I would chat with them during recess to know more about their world and ask them what their other lessons were like. I sometimes wondered: “Would they enjoy learning more if the other teachers changed their practice?” It was not quite possible to make every single lesson great fun to the students, but if they all knew that I had put in thought and effort;
they would give face to me by being cooperative, even though they might not change
their attitude towards learning English overnight.
At the same time, some of them started to sit more properly … some would begin to take notes. Still, No one would put up their hand, but some of them would approach me during recess or after class.
At the end of the sub teaching, I asked the students whether they felt bored about my teaching; I said, “You often looked expressionless, why?” They said, “English is difficult;

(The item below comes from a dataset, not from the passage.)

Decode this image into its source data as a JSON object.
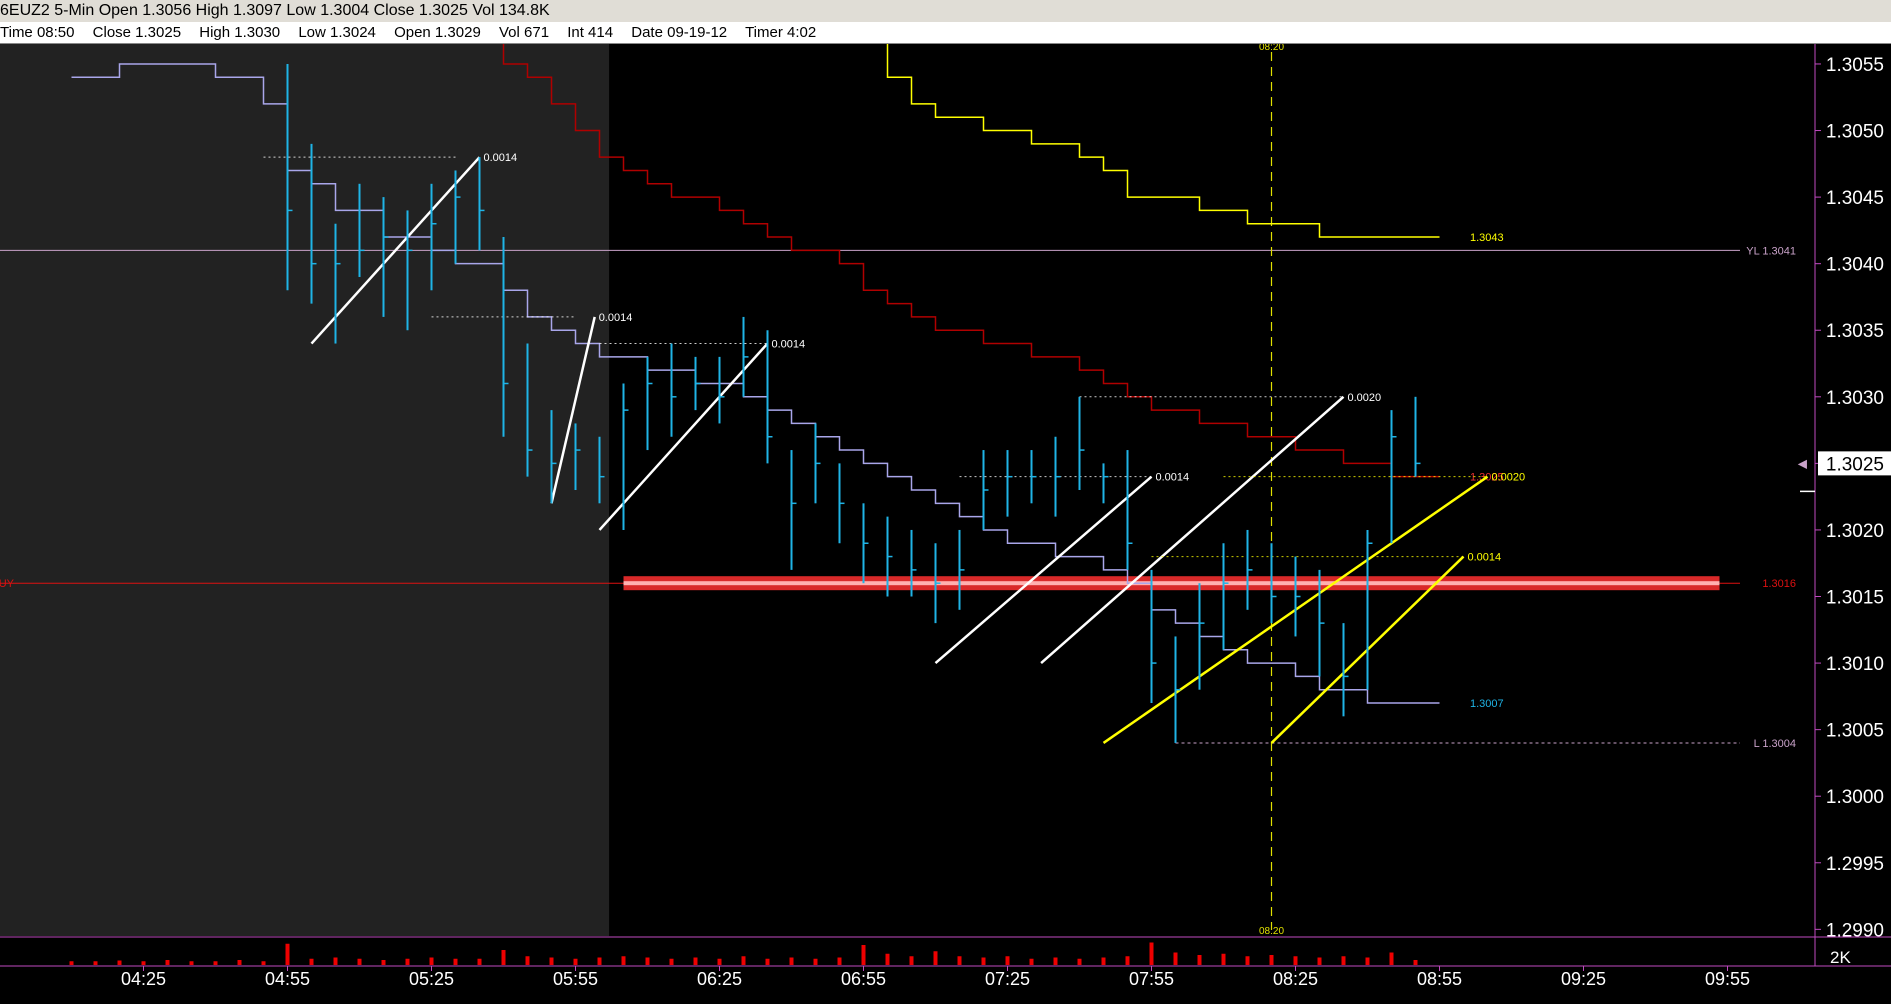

so we would not answer for fear of making mistakes; but we appreciated your teaching; we began to see the importance of English. One of the students said, ‘If I learn good English, I can go to certain websites to order certain weapons; or play online games ‘. Another student said he would sometimes choose the English version when visiting a website, the first time he did that in his life.
And the key to their changes? I found that they were affected by the classroom atmosphere. If they felt secured, they would want to listen and speak more. They wanted someone who would bother to spend extra time on them and think in their shoes. Sometimes it’s important for teachers to get out of the box and think from the students’ point of view.
To listen to this story, narrated by Miss Eunice Tang herself, go to: http://paulsze.podomatic.com/player/web/2011-08-25T00_21_09-07_00